I came for the social history. I stayed for the weather porn.
The Worst Hard Time is New York Times reporter Timothy Egan’s historical account of the Dust Bowl and the people who lived through this country’s worst extended environmental disaster on record. The term “Dust Bowl” refers both to a region that extends from the southwestern corner of Nebraska down through western Kansas, eastern Colorado and New Mexico, and into the Oklahoma and Texas Panhandles, and to a collective weather phenomenon, the dust storms that tore out the southern Great Plains’ topsoil over and over again and blew “black blizzards” from roughly 1933 to 1937.
This climate catastrophe was almost entirely man-made. As late as the turn of the 20th century this regional ecosystem was in relatively perfect balance. The buffalo (and the American Indians who hunted them) had been removed from the plains by this time, but they had been replaced for the most part by cattle ranches. The native grasses that held the soil in place remained. This is not an insignificant point. People tried to get rich quick by plowing this part of the plains under to plant wheat when World War I caused the price of that commodity to spike, and it profoundly upset the ecological balance that had been in place for eons.
The Dust Bowl region historically received less than 20 inches of rain a year. The late teens and early 1920s were unusually wet, but when drought hit in the 1930s the ecological destruction reached a tipping point. Winds, which were strong even in a normal year, tore out the plowed topsoil, which created dust storms, which created a chain reaction that seemed to cause the storms to intensify. Americans of the time tended to blame the storm on the fickleness of Mother Nature, but they could have blamed it on their own hubris–which was supported by the federal government’s homesteading policy. The New Deal’s Soil Conservation Service (remember when people understood that government could solve problems, as well as cause them?) began to right the ship.
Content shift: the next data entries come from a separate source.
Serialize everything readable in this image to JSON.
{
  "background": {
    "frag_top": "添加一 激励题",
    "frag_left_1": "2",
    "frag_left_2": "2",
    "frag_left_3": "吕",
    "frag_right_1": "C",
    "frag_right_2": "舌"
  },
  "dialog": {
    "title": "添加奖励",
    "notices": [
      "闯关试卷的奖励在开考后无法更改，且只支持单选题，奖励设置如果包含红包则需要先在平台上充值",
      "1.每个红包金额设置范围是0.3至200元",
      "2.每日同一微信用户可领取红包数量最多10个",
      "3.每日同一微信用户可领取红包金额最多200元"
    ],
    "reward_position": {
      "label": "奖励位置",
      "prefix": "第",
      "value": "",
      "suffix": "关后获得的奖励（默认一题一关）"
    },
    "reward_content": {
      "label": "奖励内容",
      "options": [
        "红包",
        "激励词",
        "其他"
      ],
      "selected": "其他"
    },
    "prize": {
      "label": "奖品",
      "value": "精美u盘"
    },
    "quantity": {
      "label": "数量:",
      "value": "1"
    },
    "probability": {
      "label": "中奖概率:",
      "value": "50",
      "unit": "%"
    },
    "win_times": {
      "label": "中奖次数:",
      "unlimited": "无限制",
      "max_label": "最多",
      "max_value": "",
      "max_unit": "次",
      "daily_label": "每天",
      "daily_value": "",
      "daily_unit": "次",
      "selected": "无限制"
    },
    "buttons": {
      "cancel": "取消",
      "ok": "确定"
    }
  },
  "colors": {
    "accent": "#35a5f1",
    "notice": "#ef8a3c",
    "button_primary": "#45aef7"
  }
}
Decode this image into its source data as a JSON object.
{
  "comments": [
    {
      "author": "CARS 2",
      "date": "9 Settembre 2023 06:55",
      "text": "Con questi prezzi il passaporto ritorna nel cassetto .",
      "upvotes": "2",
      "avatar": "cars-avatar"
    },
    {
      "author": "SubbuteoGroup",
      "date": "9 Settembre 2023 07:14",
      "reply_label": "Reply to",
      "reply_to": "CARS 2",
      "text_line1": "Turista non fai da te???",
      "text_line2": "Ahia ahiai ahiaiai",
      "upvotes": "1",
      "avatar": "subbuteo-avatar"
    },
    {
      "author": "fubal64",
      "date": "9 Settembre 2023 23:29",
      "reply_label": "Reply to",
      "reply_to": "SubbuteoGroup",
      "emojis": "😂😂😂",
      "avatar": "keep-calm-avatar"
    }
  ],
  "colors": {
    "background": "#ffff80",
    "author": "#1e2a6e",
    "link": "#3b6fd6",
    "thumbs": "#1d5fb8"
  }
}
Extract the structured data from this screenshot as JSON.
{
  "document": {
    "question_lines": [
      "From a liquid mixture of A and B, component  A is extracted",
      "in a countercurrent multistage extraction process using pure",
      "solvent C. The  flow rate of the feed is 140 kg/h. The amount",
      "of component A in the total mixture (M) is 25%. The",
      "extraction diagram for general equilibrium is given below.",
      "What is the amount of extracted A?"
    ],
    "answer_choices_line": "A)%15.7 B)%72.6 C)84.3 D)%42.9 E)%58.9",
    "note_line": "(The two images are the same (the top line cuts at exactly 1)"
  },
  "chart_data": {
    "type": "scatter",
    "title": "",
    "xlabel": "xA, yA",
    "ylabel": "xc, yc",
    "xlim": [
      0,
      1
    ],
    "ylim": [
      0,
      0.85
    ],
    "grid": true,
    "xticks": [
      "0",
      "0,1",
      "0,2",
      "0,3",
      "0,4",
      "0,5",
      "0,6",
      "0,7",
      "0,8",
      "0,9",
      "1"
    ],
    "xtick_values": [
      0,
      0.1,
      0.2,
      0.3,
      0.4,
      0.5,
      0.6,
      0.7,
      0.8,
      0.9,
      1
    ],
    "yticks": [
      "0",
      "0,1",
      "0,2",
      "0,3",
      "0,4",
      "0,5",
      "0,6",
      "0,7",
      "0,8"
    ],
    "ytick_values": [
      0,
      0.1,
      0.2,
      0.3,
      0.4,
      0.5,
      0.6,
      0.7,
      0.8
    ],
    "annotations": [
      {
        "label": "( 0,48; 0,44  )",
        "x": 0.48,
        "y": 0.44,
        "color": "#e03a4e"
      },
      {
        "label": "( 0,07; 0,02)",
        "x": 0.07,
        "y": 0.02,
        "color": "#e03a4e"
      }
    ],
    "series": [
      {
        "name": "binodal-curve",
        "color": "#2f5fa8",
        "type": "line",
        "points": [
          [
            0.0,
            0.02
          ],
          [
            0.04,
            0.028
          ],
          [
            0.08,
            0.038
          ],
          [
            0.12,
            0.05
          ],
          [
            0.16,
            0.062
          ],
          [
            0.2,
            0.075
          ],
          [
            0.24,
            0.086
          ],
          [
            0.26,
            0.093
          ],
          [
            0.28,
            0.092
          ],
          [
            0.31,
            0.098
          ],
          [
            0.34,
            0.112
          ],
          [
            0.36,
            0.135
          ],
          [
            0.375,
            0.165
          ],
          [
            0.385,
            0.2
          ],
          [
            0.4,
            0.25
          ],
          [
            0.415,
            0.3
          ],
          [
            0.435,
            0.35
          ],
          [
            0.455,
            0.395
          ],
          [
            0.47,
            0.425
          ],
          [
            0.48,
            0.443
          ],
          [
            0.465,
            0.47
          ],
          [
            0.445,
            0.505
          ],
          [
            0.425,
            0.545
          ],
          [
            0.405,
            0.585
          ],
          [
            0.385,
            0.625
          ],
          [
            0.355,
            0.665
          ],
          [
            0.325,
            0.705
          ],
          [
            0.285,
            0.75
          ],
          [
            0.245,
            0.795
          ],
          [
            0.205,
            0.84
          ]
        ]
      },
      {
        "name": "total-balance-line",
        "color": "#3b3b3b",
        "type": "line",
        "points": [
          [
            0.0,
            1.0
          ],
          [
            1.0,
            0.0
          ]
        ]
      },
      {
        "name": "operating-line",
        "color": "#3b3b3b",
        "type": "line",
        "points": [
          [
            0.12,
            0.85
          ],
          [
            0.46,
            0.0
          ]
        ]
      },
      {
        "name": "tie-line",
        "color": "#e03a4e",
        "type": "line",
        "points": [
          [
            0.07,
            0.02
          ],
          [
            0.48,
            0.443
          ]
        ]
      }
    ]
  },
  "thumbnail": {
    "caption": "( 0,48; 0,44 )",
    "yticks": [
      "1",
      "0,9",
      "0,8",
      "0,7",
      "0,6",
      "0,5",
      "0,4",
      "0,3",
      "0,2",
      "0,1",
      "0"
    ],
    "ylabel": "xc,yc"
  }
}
Egan says that he wrote the book to give voice to the people who weathered these storms. He succeeds in doing that, and uncovers some true American originals. But the most compelling character in the drama by far is the storm that seems to happen in an endless film loop over a span of years. It’s just about impossible to exaggerate how devastating these storms were, and the statistics Egan throws out every so often throughout the narrative are mind-boggling. Here’s one representative example: in the year 1935 alone, dust storms ripped out the equivalent of 8 tons worth of topsoil for every man, woman, and child in the United States from the Dust Bowl and deposited it… god knows where (mostly, it appears, in the Atlantic Ocean). The people affected by the Dust Bowl didn’t receive much attention from the powers that be until a freakish 1934 dust storm system traveled all the way to the East Coast and browned out New York and D.C.
As an academic historian I’m forced to tut-tut a bit about calling this a “history.” Egan did a great deal of research for this book, much of it in regional archives, and his book is much richer for the local flavor he culls from oral histories (in addition to his own interviews) with Dust Bowl survivors. But, like another great writer in this genre, Erik Larson, he has the habit of “reproducing” conversations that took place decades ago between real historical people, even though he wasn’t there to hear the conversations and no one else recorded them. So these “reproduced” conversations aren’t really historical, but they’re clearly not fictional, either. (For an interesting discussion of Larson’s speculation-as-history, see this excerpt of an op-ed that first appeared in the Chicago Tribune.)
I’m content to call this a “non-fiction narrative” that deserves all of the awards it has received and leave it at that. I would recommend the book to anyone interested in American social history during the Great Depression and anyone thinking about climate change and man’s effects thereon. Above all, if I say “Jennifer Lopez” and this is who you think of first, The Worst Hard Time is definitely the book for you.